Reports: Syria chemical attack responders die.
Despite seemingly overwhelming evidence, the Syrian government continues to deny that it used chemical weapons.
USA TODAY | 23 Aug 2013 :: Some first responders to a reported chemical attack in Syria have died after treating victims, providing more evidence that a weapon of mass destruction was used, opposition forces said Thursday.
"Some of them came down with similar symptoms and passed away," said Khaled Saleh, a spokesman for the Supreme Military Council of the Free Syrian Army, which the United States has provided with non-lethal aid. Saleh said at least six doctors died after treating victims. "We don't have the (total) number of dead first responders yet," he said.
Despite seemingly overwhelming evidence, the Syrian government continues to deny that it used chemical weapons. Three dozen countries, including the U.S., have now called for a United Nations investigation.
Saleh said he learned Thursday that one of the people he had been in touch with Wednesday who was treating people injured in the attack had later passed away.
Between 800 and 1,700 people died Wednesday after a rocket attack on the Damascus suburb of Eastern Ghouta, according to the Syrian opposition, which reported receiving victims in area hospitals and finding more bodies in house-to-house searches Thursday.
Dan Layman, a spokesman for the Syrian Support Group, which supports the Free Syrian Army in Washington, said doctors, nurses and first responders had reported Wednesday that they'd experienced secondary symptoms while working with victims.
"The doctor I was talking to yesterday said the residue on the victims and their clothing was making the doctors get dizzy and have trouble breathing and (they) had to pour water on their faces and had to step out of the room," Layman said.

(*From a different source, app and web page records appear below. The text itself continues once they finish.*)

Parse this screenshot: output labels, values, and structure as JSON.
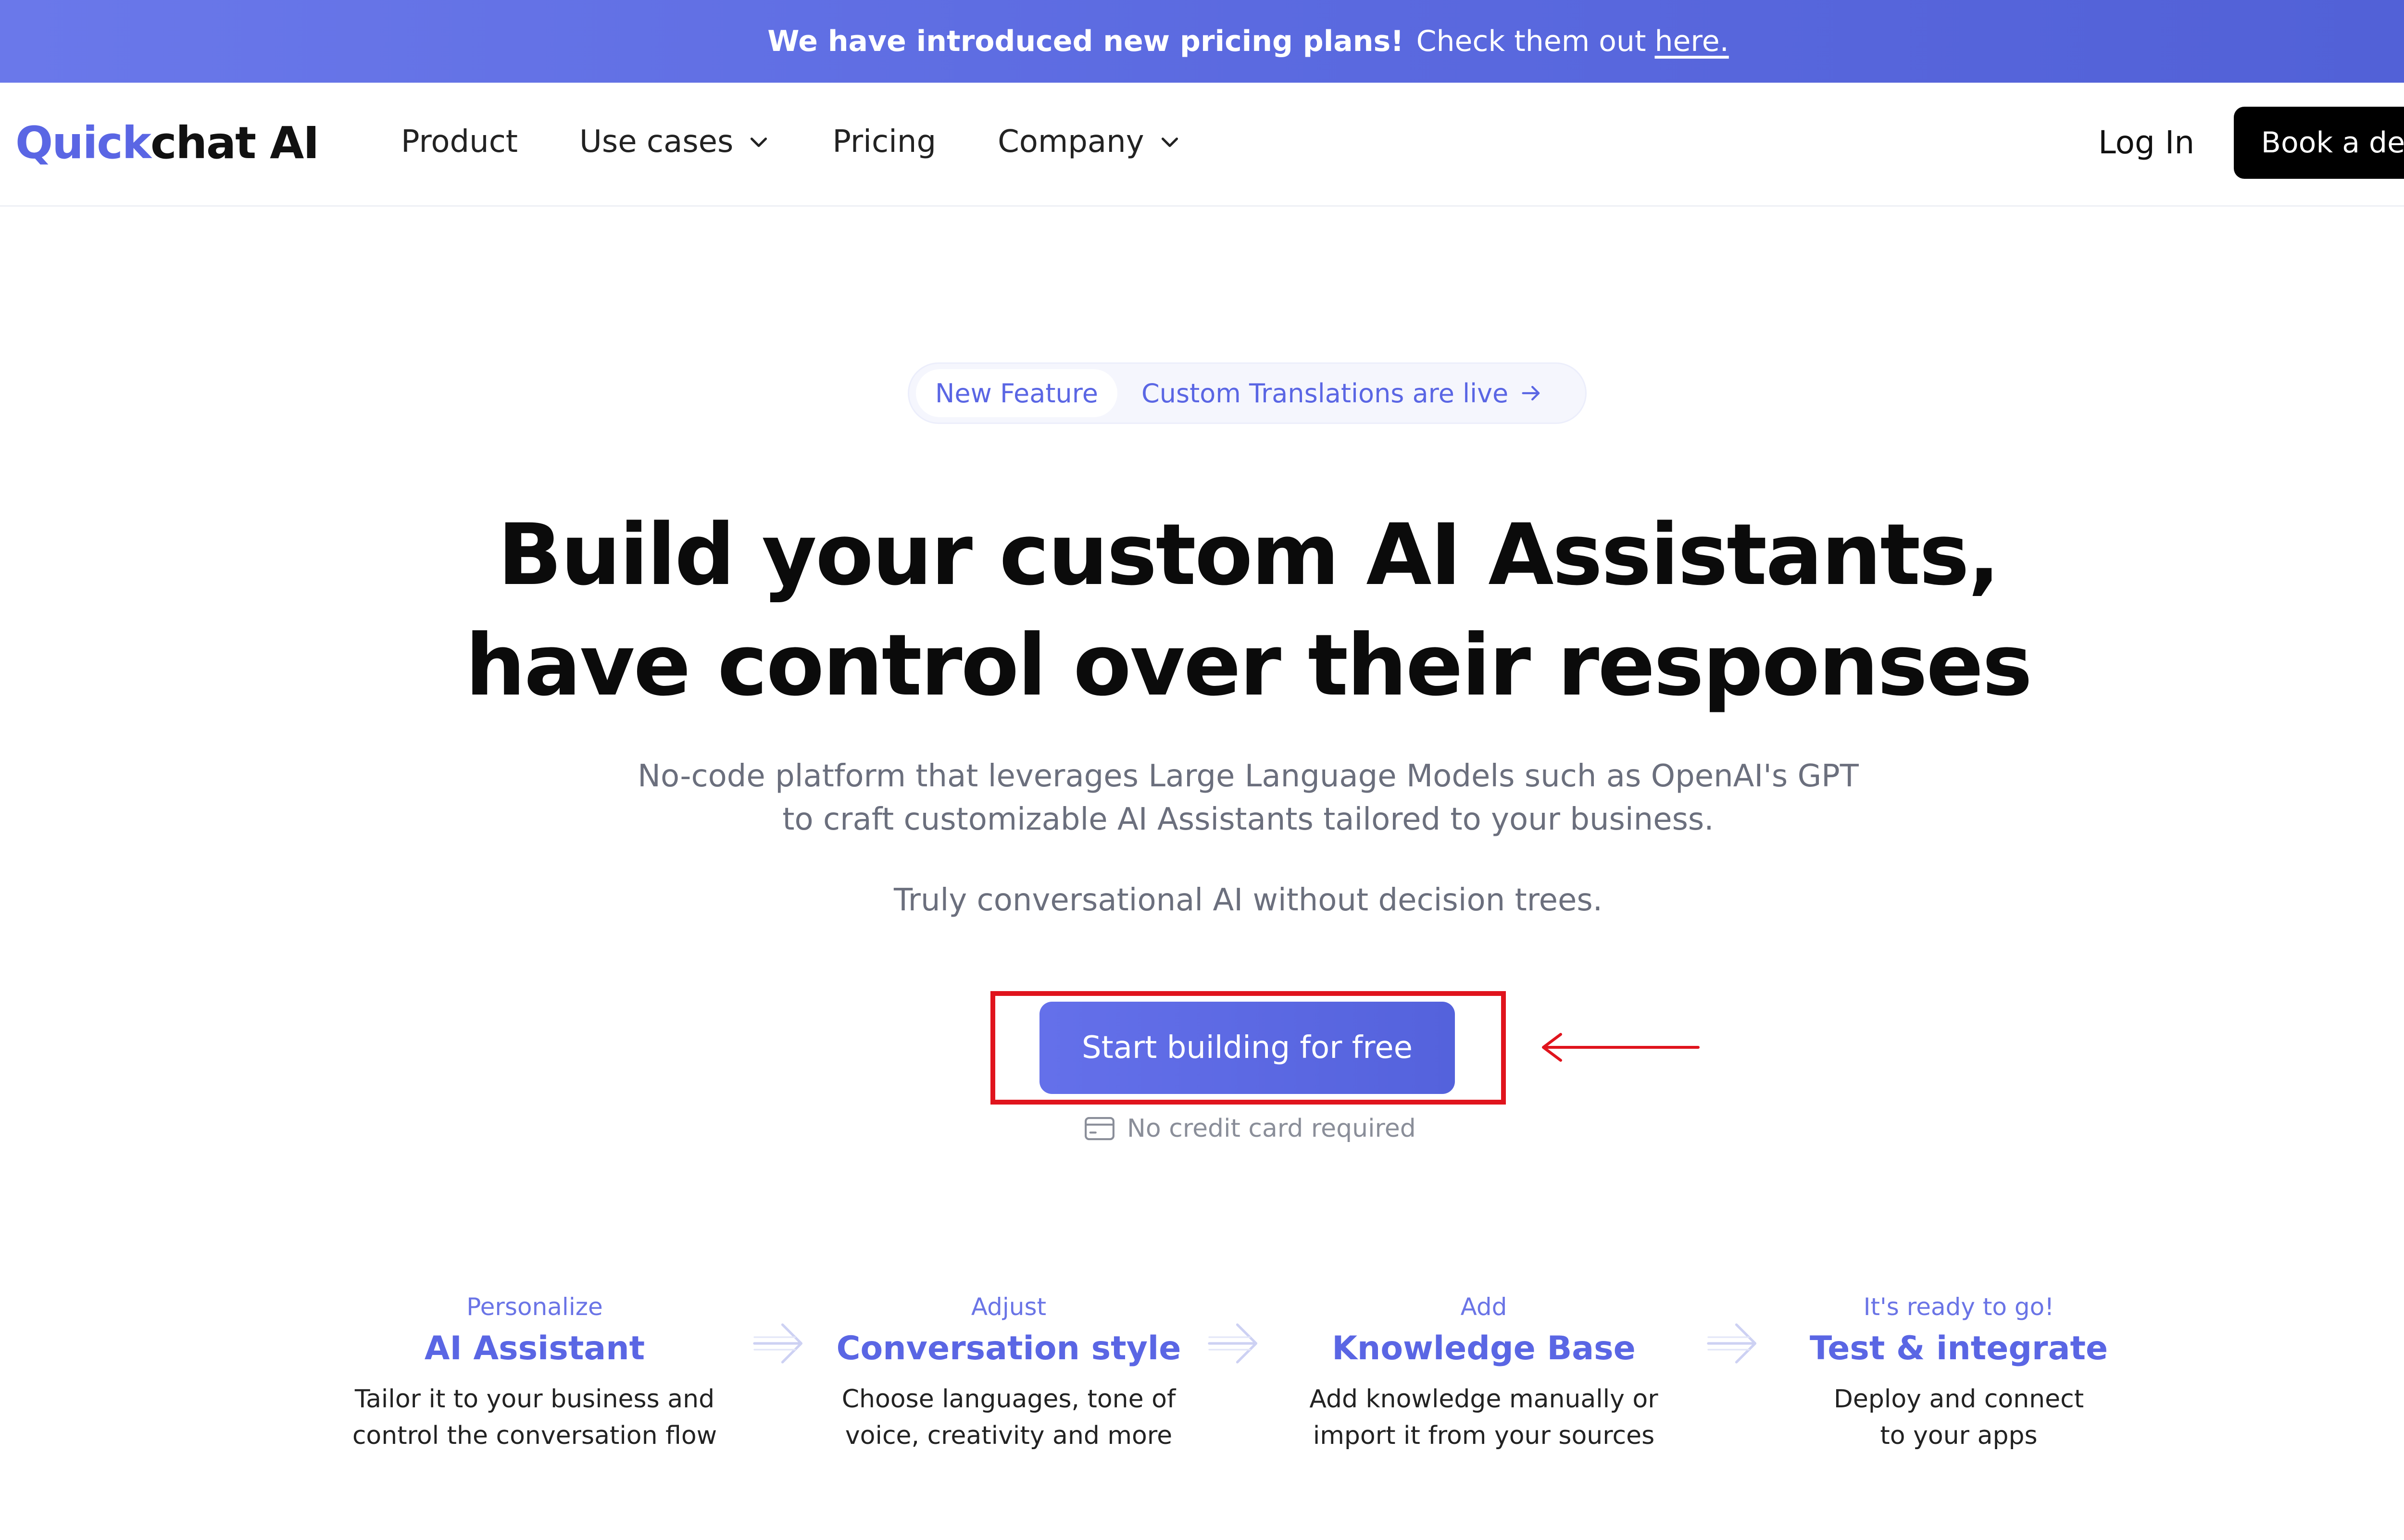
{
  "banner": {
    "strong": "We have introduced new pricing plans!",
    "text": "Check them out",
    "link": "here."
  },
  "nav": {
    "logo_part1": "Quick",
    "logo_part2": "chat AI",
    "links": [
      "Product",
      "Use cases",
      "Pricing",
      "Company"
    ],
    "login": "Log In",
    "demo": "Book a demo"
  },
  "pill": {
    "tag": "New Feature",
    "text": "Custom Translations are live"
  },
  "hero": {
    "title_line1": "Build your custom AI Assistants,",
    "title_line2": "have control over their responses",
    "sub_line1": "No-code platform that leverages Large Language Models such as OpenAI's GPT",
    "sub_line2": "to craft customizable AI Assistants tailored to your business.",
    "sub2": "Truly conversational AI without decision trees."
  },
  "cta": {
    "label": "Start building for free",
    "note": "No credit card required",
    "highlight_color": "#e0141d"
  },
  "steps": [
    {
      "kicker": "Personalize",
      "title": "AI Assistant",
      "desc1": "Tailor it to your business and",
      "desc2": "control the conversation flow"
    },
    {
      "kicker": "Adjust",
      "title": "Conversation style",
      "desc1": "Choose languages, tone of",
      "desc2": "voice, creativity and more"
    },
    {
      "kicker": "Add",
      "title": "Knowledge Base",
      "desc1": "Add knowledge manually or",
      "desc2": "import it from your sources"
    },
    {
      "kicker": "It's ready to go!",
      "title": "Test & integrate",
      "desc1": "Deploy and connect",
      "desc2": "to your apps"
    }
  ],
  "colors": {
    "accent": "#5a66e4",
    "banner": "#5b6ae0",
    "text_muted": "#6b6f7d"
  }
}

Layman said he learned Thursday that two of those nurses died.(Courtesy:USA TODAY)Read More>>>